After the transfer of our property in April ’23, with un bel prosecco in our hands, David and I met the two guys that would stay in our house ‘anti-squat’ until the renovation would start. We thought it was a great idea that it wouldn’t just stand there all by itself on the hill, for grasp for whoever wanted to singlehandedly decide set up camp in it.
The boys were friends of the former owner’s son. Kind and appreciative. So we returned to the Netherlands all content. In order to earn some money, they would even mow the grass, especially around the 220 olive trees, which – given the many terraces – isn’t an easy job. We felt happy to have found people to take care of this, this year. A good start!

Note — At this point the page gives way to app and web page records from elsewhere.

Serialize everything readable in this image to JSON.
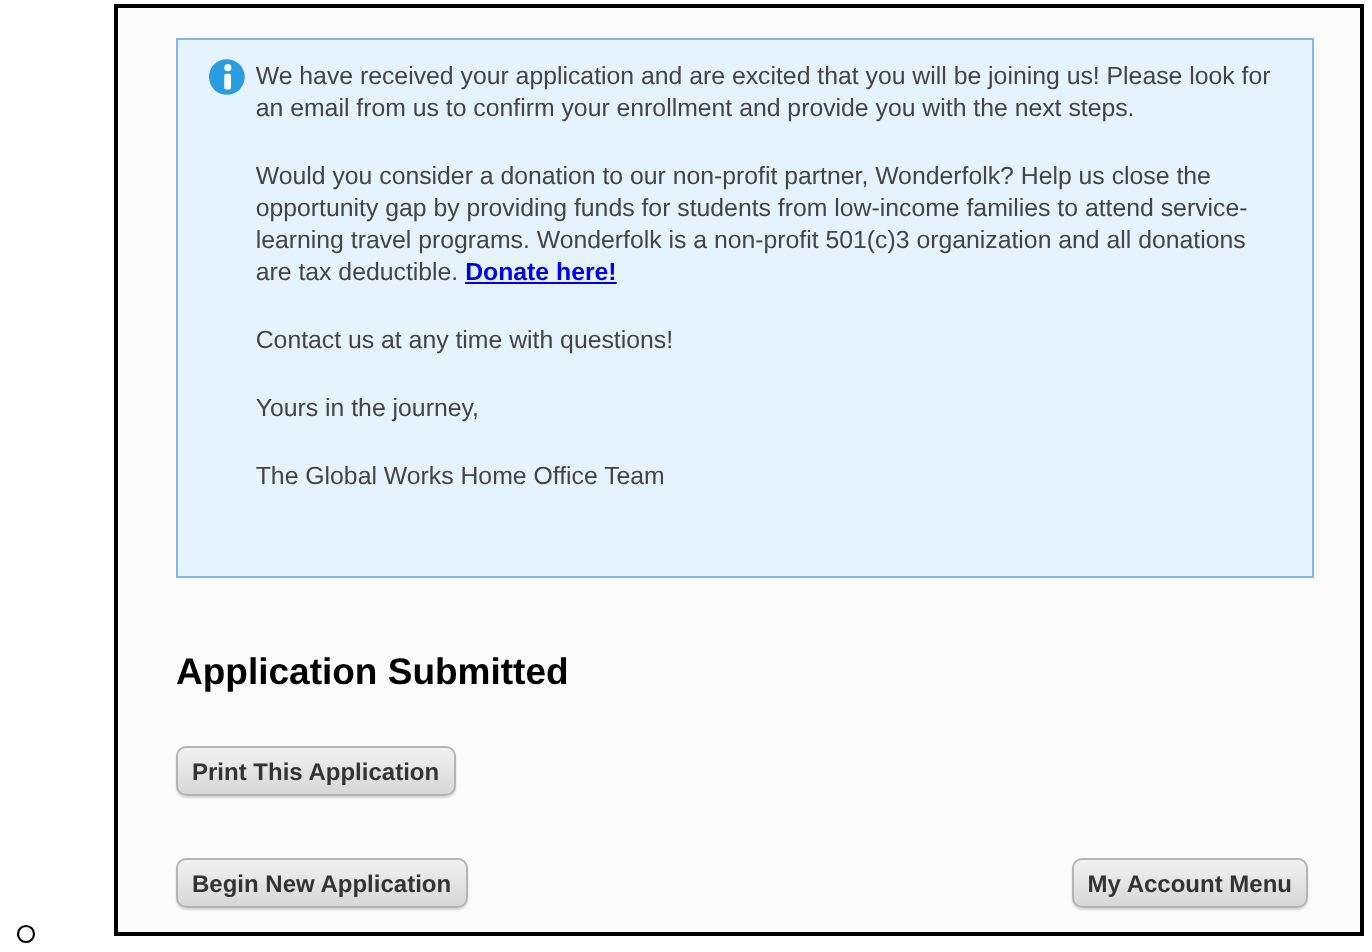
{
  "message": {
    "paragraphs": [
      {
        "text": "We have received your application and are excited that you will be joining us! Please look for an email from us to confirm your enrollment and provide you with the next steps."
      },
      {
        "text": "Would you consider a donation to our non-profit partner, Wonderfolk? Help us close the opportunity gap by providing funds for students from low-income families to attend service-learning travel programs. Wonderfolk is a non-profit 501(c)3 organization and all donations are tax deductible.",
        "link": "Donate here!"
      },
      {
        "text": "Contact us at any time with questions!"
      },
      {
        "text": "Yours in the journey,"
      },
      {
        "text": "The Global Works Home Office Team"
      }
    ]
  },
  "heading": "Application Submitted",
  "print_button": "Print This Application",
  "begin_button": "Begin New Application",
  "account_button": "My Account Menu"
}
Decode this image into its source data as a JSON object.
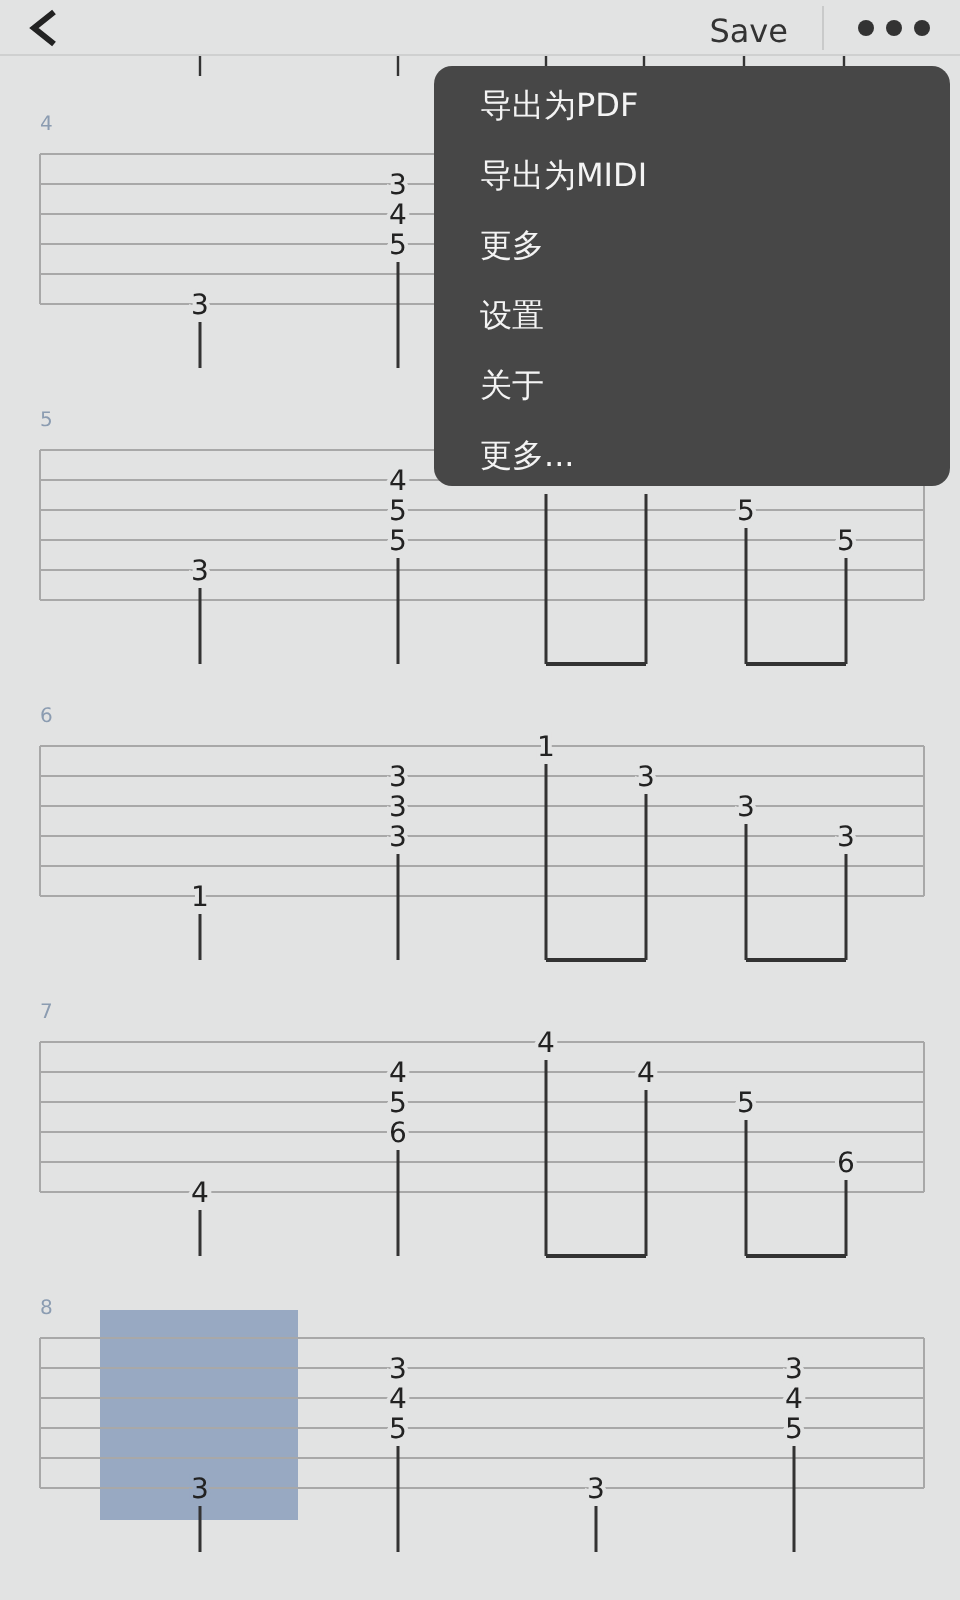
{
  "toolbar": {
    "save": "Save"
  },
  "measures": [
    {
      "number": "4",
      "slots": [
        {
          "kind": "quarter",
          "selected": false,
          "frets": {
            "string_6": "3"
          }
        },
        {
          "kind": "quarter",
          "selected": false,
          "frets": {
            "string_2": "3",
            "string_3": "4",
            "string_4": "5"
          }
        }
      ]
    },
    {
      "number": "5",
      "slots": [
        {
          "kind": "quarter",
          "selected": false,
          "frets": {
            "string_5": "3"
          }
        },
        {
          "kind": "quarter",
          "selected": false,
          "frets": {
            "string_2": "4",
            "string_3": "5",
            "string_4": "5"
          }
        },
        {
          "kind": "eighth",
          "selected": false
        },
        {
          "kind": "eighth",
          "selected": false
        },
        {
          "kind": "eighth",
          "selected": false,
          "frets": {
            "string_3": "5"
          }
        },
        {
          "kind": "eighth",
          "selected": false,
          "frets": {
            "string_4": "5"
          }
        }
      ]
    },
    {
      "number": "6",
      "slots": [
        {
          "kind": "quarter",
          "selected": false,
          "frets": {
            "string_6": "1"
          }
        },
        {
          "kind": "quarter",
          "selected": false,
          "frets": {
            "string_2": "3",
            "string_3": "3",
            "string_4": "3"
          }
        },
        {
          "kind": "eighth",
          "selected": false,
          "frets": {
            "string_1": "1"
          }
        },
        {
          "kind": "eighth",
          "selected": false,
          "frets": {
            "string_2": "3"
          }
        },
        {
          "kind": "eighth",
          "selected": false,
          "frets": {
            "string_3": "3"
          }
        },
        {
          "kind": "eighth",
          "selected": false,
          "frets": {
            "string_4": "3"
          }
        }
      ]
    },
    {
      "number": "7",
      "slots": [
        {
          "kind": "quarter",
          "selected": false,
          "frets": {
            "string_6": "4"
          }
        },
        {
          "kind": "quarter",
          "selected": false,
          "frets": {
            "string_2": "4",
            "string_3": "5",
            "string_4": "6"
          }
        },
        {
          "kind": "eighth",
          "selected": false,
          "frets": {
            "string_1": "4"
          }
        },
        {
          "kind": "eighth",
          "selected": false,
          "frets": {
            "string_2": "4"
          }
        },
        {
          "kind": "eighth",
          "selected": false,
          "frets": {
            "string_3": "5"
          }
        },
        {
          "kind": "eighth",
          "selected": false,
          "frets": {
            "string_5": "6"
          }
        }
      ]
    },
    {
      "number": "8",
      "slots": [
        {
          "kind": "quarter",
          "selected": true,
          "frets": {
            "string_6": "3"
          }
        },
        {
          "kind": "quarter",
          "selected": false,
          "frets": {
            "string_2": "3",
            "string_3": "4",
            "string_4": "5"
          }
        },
        {
          "kind": "quarter",
          "selected": false,
          "frets": {
            "string_6": "3"
          }
        },
        {
          "kind": "quarter",
          "selected": false,
          "frets": {
            "string_2": "3",
            "string_3": "4",
            "string_4": "5"
          }
        }
      ]
    }
  ],
  "menu": {
    "items": [
      "导出为PDF",
      "导出为MIDI",
      "更多",
      "设置",
      "关于",
      "更多..."
    ]
  }
}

In the beginning of September, renovations would commence and our anti-squaters confirmed they had finished the work and would be out in time. And they were! Except… they had left all their stuff behind. All of it. It was a havoc of garbage bags, wine bottles, a disconnected fridge full of food, a washing machine complete with laundry, a bed, its mattress, tutto. And the guys had vanished.
It felt hurt, I have to admit. I liked and trusted them. But Hey, the contractor would have to dispose a lot of debris anyway. The stuff the guys had left would hardly make a difference. So we had learned our lesson and moved on.
Unfortunately, however, our lesson not to trust just anyone, had a second chapter. Our neighbour Lelle had promised us to take care of the harvesting of the olives this year. He had helped the previous owner for a number of years and was the one that had instructed us that the grass would have to be gone to be able to carry out the job.
He also became the one to discover and inform us about the fact that, despite our generous payment, our friends had NOT mowed the grass at all…, as a result of which the harvesting of the olive trees could not yet be carried out…
This, of course, is solvable too. But boy, do I start to wonder where our trust and naivety will take us next!